With the new website, the blogs that were kept during these cruises have disappeared. You can still read about what we did at sea on an external website: www.stuut.tv 

  • Expedition 64PE482 (winter 2021)
  • Expedition 64PE464 (autumn 2019)
  • Expedition MSM79 (autumn 2018)
  • Expedition​​​​​​​ 64PE443 (summer 2018)
  • Expedition​​​​​​​ M140 (summer 2017)
  • Expedition​​​​​​​ JC134 (spring 2016)
  • Expedition​​​​​​​ MSM48 (fall 2015)
  • Expedition​​​​​​​ 64PE395 (winter 2015)
    ....and older ones

The projects TRAFFIC (funded by NWO) and DUSTTRAFFIC (funded by ERC) focus on the marine-environmental effects of dust deposition and we have published some very nice results already, with more papers coming up!

In November 2019 we will set sail again on board RV Pelagia to service the instruments and collect the samples that were collected during the past year. Keep an eye on this website and the blog to follow our adventures at sea!

 

More dusty news is presented through NIOZ' dust blog:

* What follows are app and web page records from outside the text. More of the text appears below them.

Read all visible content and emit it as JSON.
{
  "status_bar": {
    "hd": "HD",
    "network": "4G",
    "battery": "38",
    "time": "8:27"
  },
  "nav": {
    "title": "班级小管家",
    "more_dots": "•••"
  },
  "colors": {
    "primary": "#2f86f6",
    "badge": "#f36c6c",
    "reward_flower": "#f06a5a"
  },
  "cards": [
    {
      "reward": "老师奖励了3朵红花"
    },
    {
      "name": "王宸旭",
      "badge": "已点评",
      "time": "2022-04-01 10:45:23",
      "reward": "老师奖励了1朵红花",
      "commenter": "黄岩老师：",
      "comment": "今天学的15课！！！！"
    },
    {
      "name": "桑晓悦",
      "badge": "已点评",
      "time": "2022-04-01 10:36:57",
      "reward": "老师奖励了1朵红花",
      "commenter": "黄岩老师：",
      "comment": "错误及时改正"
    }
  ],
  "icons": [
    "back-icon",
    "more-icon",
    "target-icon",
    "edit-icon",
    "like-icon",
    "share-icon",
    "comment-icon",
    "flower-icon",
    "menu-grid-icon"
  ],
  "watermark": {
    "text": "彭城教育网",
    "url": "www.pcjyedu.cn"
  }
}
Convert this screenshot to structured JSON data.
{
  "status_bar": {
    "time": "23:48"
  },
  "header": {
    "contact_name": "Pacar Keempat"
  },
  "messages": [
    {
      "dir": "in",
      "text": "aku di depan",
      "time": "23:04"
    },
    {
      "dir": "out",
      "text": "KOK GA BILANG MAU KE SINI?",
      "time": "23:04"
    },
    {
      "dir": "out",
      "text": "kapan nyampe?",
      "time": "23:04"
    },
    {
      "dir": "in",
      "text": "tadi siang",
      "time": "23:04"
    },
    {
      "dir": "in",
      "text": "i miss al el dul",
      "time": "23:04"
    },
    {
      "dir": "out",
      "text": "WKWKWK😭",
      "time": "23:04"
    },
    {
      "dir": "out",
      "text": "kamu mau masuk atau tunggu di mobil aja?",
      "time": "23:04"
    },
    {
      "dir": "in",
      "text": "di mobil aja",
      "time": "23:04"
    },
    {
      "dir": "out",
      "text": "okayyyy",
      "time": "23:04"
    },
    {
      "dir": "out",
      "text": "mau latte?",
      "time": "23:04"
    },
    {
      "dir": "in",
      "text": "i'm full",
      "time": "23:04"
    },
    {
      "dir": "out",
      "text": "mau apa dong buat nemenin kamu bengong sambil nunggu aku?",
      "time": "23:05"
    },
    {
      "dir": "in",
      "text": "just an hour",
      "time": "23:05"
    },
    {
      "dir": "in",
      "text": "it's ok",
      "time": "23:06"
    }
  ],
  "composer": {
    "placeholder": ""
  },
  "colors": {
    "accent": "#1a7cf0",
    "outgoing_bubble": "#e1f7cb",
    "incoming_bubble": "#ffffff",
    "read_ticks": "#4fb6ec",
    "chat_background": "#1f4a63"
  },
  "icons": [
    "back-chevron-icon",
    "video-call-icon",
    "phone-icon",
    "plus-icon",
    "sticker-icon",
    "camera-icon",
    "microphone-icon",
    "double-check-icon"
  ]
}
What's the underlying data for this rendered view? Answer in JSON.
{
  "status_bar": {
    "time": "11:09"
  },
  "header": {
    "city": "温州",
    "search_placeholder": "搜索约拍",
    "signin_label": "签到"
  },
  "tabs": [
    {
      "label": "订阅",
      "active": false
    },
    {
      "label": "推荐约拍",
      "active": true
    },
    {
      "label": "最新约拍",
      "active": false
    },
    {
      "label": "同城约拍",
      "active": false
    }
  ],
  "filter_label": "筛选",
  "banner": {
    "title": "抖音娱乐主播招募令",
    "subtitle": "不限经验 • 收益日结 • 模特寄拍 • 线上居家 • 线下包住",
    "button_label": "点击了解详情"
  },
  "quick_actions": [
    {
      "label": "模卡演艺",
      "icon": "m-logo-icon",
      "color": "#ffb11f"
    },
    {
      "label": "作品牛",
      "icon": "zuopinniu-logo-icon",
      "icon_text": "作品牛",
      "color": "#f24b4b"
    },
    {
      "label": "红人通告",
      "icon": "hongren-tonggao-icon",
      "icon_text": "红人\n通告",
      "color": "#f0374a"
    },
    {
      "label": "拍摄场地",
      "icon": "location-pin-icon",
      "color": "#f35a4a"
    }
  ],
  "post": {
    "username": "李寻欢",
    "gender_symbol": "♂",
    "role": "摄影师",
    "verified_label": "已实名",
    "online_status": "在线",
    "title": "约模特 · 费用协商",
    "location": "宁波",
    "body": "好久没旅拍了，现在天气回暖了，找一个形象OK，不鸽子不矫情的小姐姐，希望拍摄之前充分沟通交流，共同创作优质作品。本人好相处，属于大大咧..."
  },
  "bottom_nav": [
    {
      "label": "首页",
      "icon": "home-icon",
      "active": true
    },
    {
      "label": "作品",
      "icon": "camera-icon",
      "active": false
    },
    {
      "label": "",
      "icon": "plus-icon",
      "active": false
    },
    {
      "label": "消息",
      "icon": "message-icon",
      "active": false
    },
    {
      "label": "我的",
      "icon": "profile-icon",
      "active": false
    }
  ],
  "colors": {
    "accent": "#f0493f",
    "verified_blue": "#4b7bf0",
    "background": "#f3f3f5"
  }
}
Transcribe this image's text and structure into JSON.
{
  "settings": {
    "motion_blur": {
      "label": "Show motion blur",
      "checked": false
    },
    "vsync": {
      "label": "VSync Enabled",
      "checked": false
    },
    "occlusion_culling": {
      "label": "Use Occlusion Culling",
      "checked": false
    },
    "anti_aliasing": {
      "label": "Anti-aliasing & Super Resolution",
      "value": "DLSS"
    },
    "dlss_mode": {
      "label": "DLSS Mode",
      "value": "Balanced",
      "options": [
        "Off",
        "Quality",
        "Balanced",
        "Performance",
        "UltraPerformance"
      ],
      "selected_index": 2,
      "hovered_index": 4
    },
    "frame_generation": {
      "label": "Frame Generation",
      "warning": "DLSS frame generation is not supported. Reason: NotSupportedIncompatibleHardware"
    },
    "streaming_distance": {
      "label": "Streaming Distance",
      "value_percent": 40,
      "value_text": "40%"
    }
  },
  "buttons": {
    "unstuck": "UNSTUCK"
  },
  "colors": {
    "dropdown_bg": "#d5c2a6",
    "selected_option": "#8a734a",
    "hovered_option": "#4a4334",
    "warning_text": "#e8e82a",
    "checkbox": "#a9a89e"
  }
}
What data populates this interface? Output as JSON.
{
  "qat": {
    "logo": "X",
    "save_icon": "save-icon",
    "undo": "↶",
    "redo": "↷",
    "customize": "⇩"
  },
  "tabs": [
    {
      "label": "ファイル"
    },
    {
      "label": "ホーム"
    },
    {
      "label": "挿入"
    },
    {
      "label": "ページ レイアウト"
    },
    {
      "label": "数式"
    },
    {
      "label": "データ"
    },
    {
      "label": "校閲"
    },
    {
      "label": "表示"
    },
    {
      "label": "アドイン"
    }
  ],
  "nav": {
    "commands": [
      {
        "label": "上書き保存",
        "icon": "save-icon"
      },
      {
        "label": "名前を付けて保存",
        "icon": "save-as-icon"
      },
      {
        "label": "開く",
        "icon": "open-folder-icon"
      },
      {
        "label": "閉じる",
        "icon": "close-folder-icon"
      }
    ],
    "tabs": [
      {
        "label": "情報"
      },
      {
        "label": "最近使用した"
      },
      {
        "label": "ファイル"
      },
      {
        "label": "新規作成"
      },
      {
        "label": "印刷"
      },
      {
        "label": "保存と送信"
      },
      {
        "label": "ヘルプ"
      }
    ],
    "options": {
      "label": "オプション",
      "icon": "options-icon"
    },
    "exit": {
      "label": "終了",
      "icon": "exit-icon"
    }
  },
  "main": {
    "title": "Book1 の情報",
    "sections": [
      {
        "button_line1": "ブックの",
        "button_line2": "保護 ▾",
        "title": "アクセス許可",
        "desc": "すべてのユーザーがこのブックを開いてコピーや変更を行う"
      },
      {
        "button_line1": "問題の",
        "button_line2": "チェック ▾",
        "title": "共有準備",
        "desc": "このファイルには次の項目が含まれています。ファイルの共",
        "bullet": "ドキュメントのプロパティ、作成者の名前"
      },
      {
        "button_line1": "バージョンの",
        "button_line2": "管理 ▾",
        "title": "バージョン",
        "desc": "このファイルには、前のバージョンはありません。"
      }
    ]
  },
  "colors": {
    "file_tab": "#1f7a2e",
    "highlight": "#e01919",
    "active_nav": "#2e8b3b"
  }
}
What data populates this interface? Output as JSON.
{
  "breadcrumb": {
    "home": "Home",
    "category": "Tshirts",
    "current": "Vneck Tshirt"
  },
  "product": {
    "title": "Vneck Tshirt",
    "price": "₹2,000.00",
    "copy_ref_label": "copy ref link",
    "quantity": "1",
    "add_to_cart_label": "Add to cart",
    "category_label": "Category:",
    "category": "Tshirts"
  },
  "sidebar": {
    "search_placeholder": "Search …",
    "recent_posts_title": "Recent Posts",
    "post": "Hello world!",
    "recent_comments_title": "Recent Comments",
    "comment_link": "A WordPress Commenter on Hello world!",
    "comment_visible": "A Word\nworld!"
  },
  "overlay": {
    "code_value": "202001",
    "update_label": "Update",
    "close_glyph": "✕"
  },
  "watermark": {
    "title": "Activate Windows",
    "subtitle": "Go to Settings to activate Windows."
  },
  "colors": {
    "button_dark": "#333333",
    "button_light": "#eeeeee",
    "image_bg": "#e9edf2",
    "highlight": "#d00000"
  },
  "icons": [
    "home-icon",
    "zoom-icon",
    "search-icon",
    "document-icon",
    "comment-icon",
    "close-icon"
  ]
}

Monday 05 July 2021
Rain determines Saharan dust deposition across the subtropical north Atlantic Ocean
New dusty paper out: rain determines the seasonality in dust deposition across the subtropical north Atlantic Ocean. In their new paper that appeared online in the Journal of Geophysical Research, Michèlle van der Does and colleagues present the…
Monday 22 February 2021
Saharan dust in Europe
Every year, about 180 Million Ton (180,000,000,000kg) is blown with the Trade winds towards the Atlantic Ocean and less than a quarter of that material (~40MTon) reaches the Caribbean. This dust takes about one week to cross the Atlantic Ocean, a…
Tuesday 12 January 2021
Dust2021
From 12 January to 6 February 2021 we have been chasing Saharan dust once more. We have serviced both the dust-collecting buoys "Carmen" and "Laura" as well as sediment-trap mooring M1. These three moorings had been monitoring and sampling Saharan…
Wednesday 24 June 2020
Godzilla
An enormous dust storm is making its way across the Atlantic towards the Americas. The dust outbreak, named ‘Godzilla’ because of its size, is a typical summer phenomenon that originates in northwest Africa.
Tuesday 07 April 2020
New dusty paper out: Saharan dust versus Amazon River water
In their new paper that appeared today in the open-access version of Limnology & Oceanography, entitled “Multiple drivers of production and particle export in the western tropical North Atlantic”, Laura Korte and colleagues present a comprehensive…
Friday 13 March 2020
New dusty paper out: Transatlantic Saharan dust fluxes
In their new paper that appeared today in the journal Geophysical Research Letters, Michèlle van der Does and colleagues present the first continuous two-year record of Transatlantic Saharan-dust fluxes, which they compare to modelled dust fluxes…
Wednesday 26 February 2020
Calima at the Canary Islands
Every now and then, the Canary Islands experience severe dust outbreaks from the Sahara Desert. The local population call the wind that carries the Saharan dust "Calima" , which is in fact the local name for the dry and hot winds that are also known…
Tuesday 05 November 2019
Expedition 64PE464: DUST2019
From 11 to 23 November 2019 we have been chasing Saharan dust once more. On 11 November RV Pelagia has left the port of Las Palmas de Gran Canaria (Spain) to sail south for a two-week expedition to service both the dust-collecting buoys "Carmen" and…
Monday 01 July 2019
DUST | Loooooong tropical-cyclone records
In their new paper that appeared today in the open-access journal Geophysical Research Letters, Jan-Berend Stuut and colleagues present one of the longest existing continuous records (5.3 Million years) of climate history of the northwestern part of…
Tuesday 23 April 2019
DUST | Spring dust is in the air!
Not only spring is in the air; a lot of Saharan dust is presently also blowing towards northern Europe. The distance between the sources in northern Africa and The Netherlands is so large that the material is predominantly very fine grained: clay and…